|Yes. I have skated since 76. I used to get Skateboard magazine when it first came out. We still are known to bring decks out on tour. Punk and skate run together.||Not affected my playing or career at all. Bad Brains. Depends on the era. When we would just run Cicatriz, 80% was improvised. I would say now, 15% is improvised.. All our guys have been pro. Matt Bittman is our guy now and he kills it. There was a Jeff Berlin bass line I liked and I kind of bit elements of it and added it to the fretless. I answered that question a couple of times. Just scroll through. I love new wave and soul music. I would say hip hop is my favorite genre to listen to. Cedric put on a horse head on time. He is funny as shit.|
|I met them after all that. They are doing well.|
|Paul is the best teacher when you are in a band with him. He helped me become a better musician...and a faster one!|
|It changes, for sure. Jon and I had a lot of soul. D just confounds me with his talents. I played fast w Thomas. Dave made me hit harder because he hits so damn hard.|

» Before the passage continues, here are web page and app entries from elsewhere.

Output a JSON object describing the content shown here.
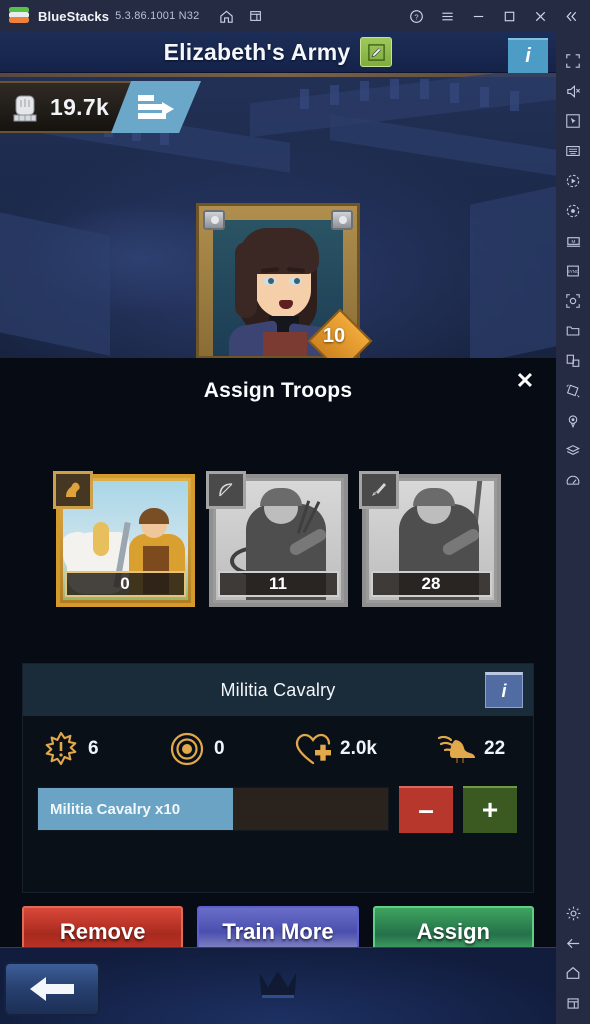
{
  "bluestacks": {
    "app_name": "BlueStacks",
    "version": "5.3.86.1001 N32",
    "icons": {
      "logo": "bluestacks-logo",
      "home": "home-icon",
      "multi_instance": "multi-instance-icon",
      "help": "help-circle-icon",
      "menu": "hamburger-menu-icon",
      "minimize": "minimize-icon",
      "maximize": "maximize-icon",
      "close": "close-icon",
      "collapse": "collapse-chevrons-icon"
    }
  },
  "sidebar": {
    "items": [
      {
        "name": "fullscreen-icon",
        "label": "Fullscreen"
      },
      {
        "name": "mute-icon",
        "label": "Mute"
      },
      {
        "name": "cursor-icon",
        "label": "Controls"
      },
      {
        "name": "keymapping-icon",
        "label": "Game controls"
      },
      {
        "name": "macro-play-icon",
        "label": "Macro"
      },
      {
        "name": "record-icon",
        "label": "Record"
      },
      {
        "name": "multi-instance-manager-icon",
        "label": "Multi-instance"
      },
      {
        "name": "sync-operations-icon",
        "label": "Sync operations"
      },
      {
        "name": "screenshot-icon",
        "label": "Screenshot"
      },
      {
        "name": "media-folder-icon",
        "label": "Media folder"
      },
      {
        "name": "rotate-icon",
        "label": "Rotate"
      },
      {
        "name": "shake-icon",
        "label": "Shake"
      },
      {
        "name": "location-icon",
        "label": "Location"
      },
      {
        "name": "layers-icon",
        "label": "Eco mode"
      },
      {
        "name": "performance-icon",
        "label": "Performance"
      }
    ],
    "bottom_items": [
      {
        "name": "settings-gear-icon",
        "label": "Settings"
      },
      {
        "name": "back-arrow-icon",
        "label": "Back"
      },
      {
        "name": "android-home-icon",
        "label": "Home"
      },
      {
        "name": "recent-apps-icon",
        "label": "Recents"
      }
    ]
  },
  "game": {
    "title": "Elizabeth's Army",
    "edit_icon": "edit-pencil-icon",
    "info_button": "i",
    "power": {
      "icon": "fist-power-icon",
      "value": "19.7k",
      "march_icon": "march-arrow-icon"
    },
    "hero": {
      "portrait": "hero-portrait",
      "level": "10"
    }
  },
  "modal": {
    "title": "Assign Troops",
    "close_icon": "close-x-icon",
    "troop_cards": [
      {
        "name": "militia-cavalry-card",
        "type_icon": "horse-icon",
        "count": "0",
        "selected": true
      },
      {
        "name": "archer-card",
        "type_icon": "bow-icon",
        "count": "11",
        "selected": false
      },
      {
        "name": "infantry-card",
        "type_icon": "sword-icon",
        "count": "28",
        "selected": false
      }
    ],
    "info_panel": {
      "unit_name": "Militia Cavalry",
      "info_button": "i",
      "stats": [
        {
          "icon": "attack-burst-icon",
          "value": "6",
          "label": "Attack"
        },
        {
          "icon": "defense-target-icon",
          "value": "0",
          "label": "Defense"
        },
        {
          "icon": "health-heart-icon",
          "value": "2.0k",
          "label": "Health"
        },
        {
          "icon": "speed-winged-boot-icon",
          "value": "22",
          "label": "Speed"
        }
      ],
      "quantity": {
        "tag_label": "Militia Cavalry x10",
        "field_value": "",
        "minus_label": "–",
        "plus_label": "+"
      }
    },
    "actions": [
      {
        "name": "remove-button",
        "label": "Remove",
        "color": "#b8372c"
      },
      {
        "name": "train-more-button",
        "label": "Train More",
        "color": "#4a4fae"
      },
      {
        "name": "assign-button",
        "label": "Assign",
        "color": "#3fa35f"
      }
    ]
  },
  "bottom_nav": {
    "back_icon": "back-arrow-icon",
    "crown_icon": "crown-icon"
  },
  "colors": {
    "accent_blue": "#4d9cc6",
    "gold": "#e0ae47",
    "panel_dark": "#070b14",
    "bluestacks_bar": "#262b44"
  }
}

> Tour de France Odds, Picks, and Best Bets for Stage 16 – Sep. 15th Tour de France Odds, Picks, and Best Bets for Stage 16 – Sep. 15th By Dave F. in News — September 14, 2020 1:27 PM PDT Tour de France Betting Odds. View all available outright and match odds, plus get news, tips, free bets and money-back offers. All you need to bet. Tour de France 2020 Betting Tips & Predictions. Starting later than normal, the 2020 Tour De France will follow the same route as originally planned, ending in Paris on 20th September. This year’s 21 stage route promises to be more testing on the riders than 2019 when the race came under criticism for its touristy nature. Tour De France 2020 - Stage Winner options: betting statistics. The total amount matched on Tour De France 2020 - Stage Winner options so far is £63,822. The total number of runners in Tour De France 2020 - Stage Winner is 158, and you can back or lay 157 of them. Stage 15 is what the Tour de France is all about. A testing mountain stage where the cream rises to the top. With an off day on Monday, anybody who is going to take a run at Roglic is likely to give it a shot on Sunday. GC candidates are among the top contenders to win the stage, which seems reasonable. 2020 Tour de France Stage 15 Odds
[index]          

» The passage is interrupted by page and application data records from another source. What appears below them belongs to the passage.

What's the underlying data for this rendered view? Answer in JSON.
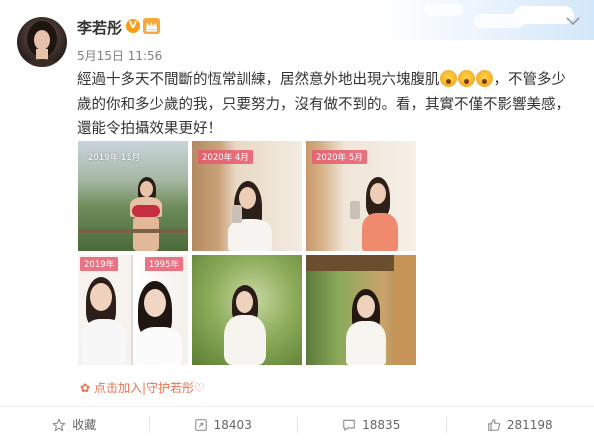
{
  "post": {
    "username": "李若彤",
    "verified_badge": "V",
    "timestamp": "5月15日 11:56",
    "text_part1": "經過十多天不間斷的恆常訓練，居然意外地出現六塊腹肌",
    "text_part2": "，不管多少歲的你和多少歲的我，只要努力，沒有做不到的。看，其實不僅不影響美感，還能令拍攝效果更好！",
    "emoji_count": 3
  },
  "photos": [
    {
      "tag": "2019年 11月"
    },
    {
      "tag": "2020年 4月"
    },
    {
      "tag": "2020年 5月"
    },
    {
      "tag_left": "2019年",
      "tag_right": "1995年"
    },
    {},
    {}
  ],
  "supertopic": {
    "label": "点击加入|守护若彤♡"
  },
  "actions": {
    "favorite": "收藏",
    "repost_count": "18403",
    "comment_count": "18835",
    "like_count": "281198"
  },
  "colors": {
    "accent": "#eb7350",
    "verified": "#f89c1c",
    "tag_bg": "#e85a6e"
  },
  "icons": [
    "chevron-down-icon",
    "crown-icon",
    "emoji-icon",
    "flower-icon",
    "star-icon",
    "repost-icon",
    "comment-icon",
    "like-icon"
  ]
}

Bob Roll and Steve Schlanger give you everything you need to know ahead of the 2019 Tour de France. #NBCSports #TourdeFrance #TDF2019 » Subscribe to NBC Spor... From Saturday 6th of July to Sunday 28th of July 2019, the 106th Tour de France includes 21 stages for a total length of 3 460 kilometers. Stage 13 - (Pau / Pau) More information on Continental ... The 2019 Tour de France is just around the corner and we have all the key stages covered, analyse the favourites to take the yellow jersey as well as predict... From Saturday 6th of July to Sunday 28th of July 2019, the 106th Tour de France includes 21 stages for a total length of 3 460 kilometers. BERNAL Egan is the... Brent Graham from Goodforthegame previews every stage of the 2020 Tour de France from a betting angle Sign up for our Tour de France Newsletter here https://...